As the A-10 co-player of the year last season, Kemph became the first SLU woman to win that award. She has already been the A-10 player of the week twice this season.
She has started every game since her freshman year, when SLU finished tied for eighth in the A-10 with a 7-9 record and a 15-16 overall mark. That losing season was difficult for a kid who had reached the state championship game as a junior and senior in high school.
“It’s been great to see that transformation,” she said. “We used it as motivation.”
That’s not to say Kemph ever needs much motivation. She has competed since birth, when she beat her twin sister Allie out of the womb by a minute.
“I think if you ask anyone, they’d say I’m super competitive,” she said. “My friends will tell you that. I have a twin sister, so I was set up in that role.
“I feel like it’s in everything. Even little drills in practice, I hate losing. I have a mini-pool table, and I’m super competitive with everything, board games. If I lose I get pretty mad.”
Kemph and the Billikens are 11-3 overall and 1-0 in conference play heading into their game against George Mason at Chaifetz Arena on Wednesday at 7 p.m.

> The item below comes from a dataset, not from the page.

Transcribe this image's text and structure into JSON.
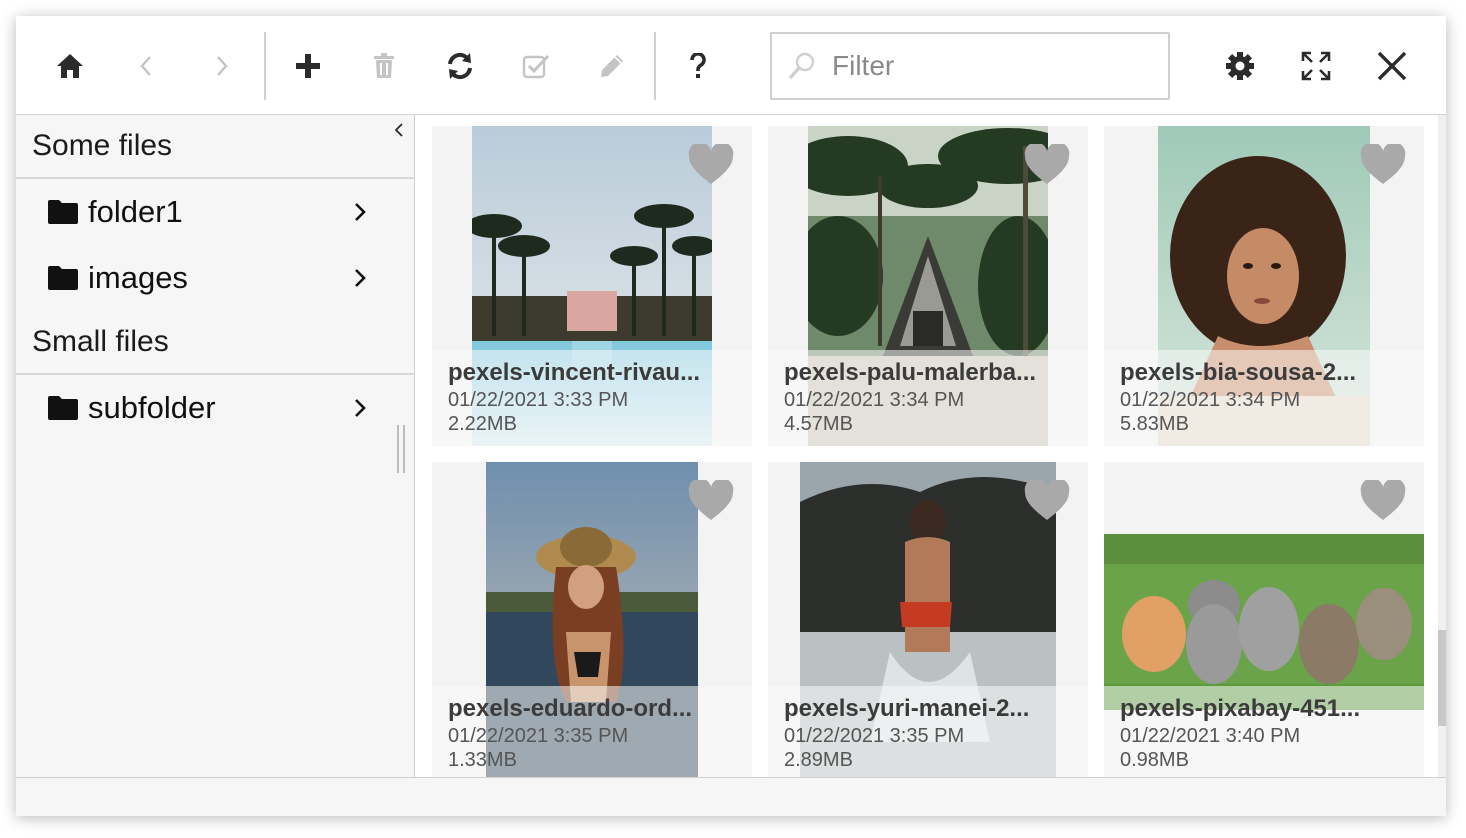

Kemph is still disappointed about the loss the Billikens suffered last year at home against George Mason, so she’s eager to atone.
“It was an overtime loss, our first conference game,” she remembers. “We were picked pretty high. Everyone remembers that. It was heartbreaking. We’re ready for them.”
The kid who may go down as the best women’s basketball player in SLU history continues to make her mark. You owe it to yourself and your family to go watch her and the Billikens play. She represents what we like to think college sports are about.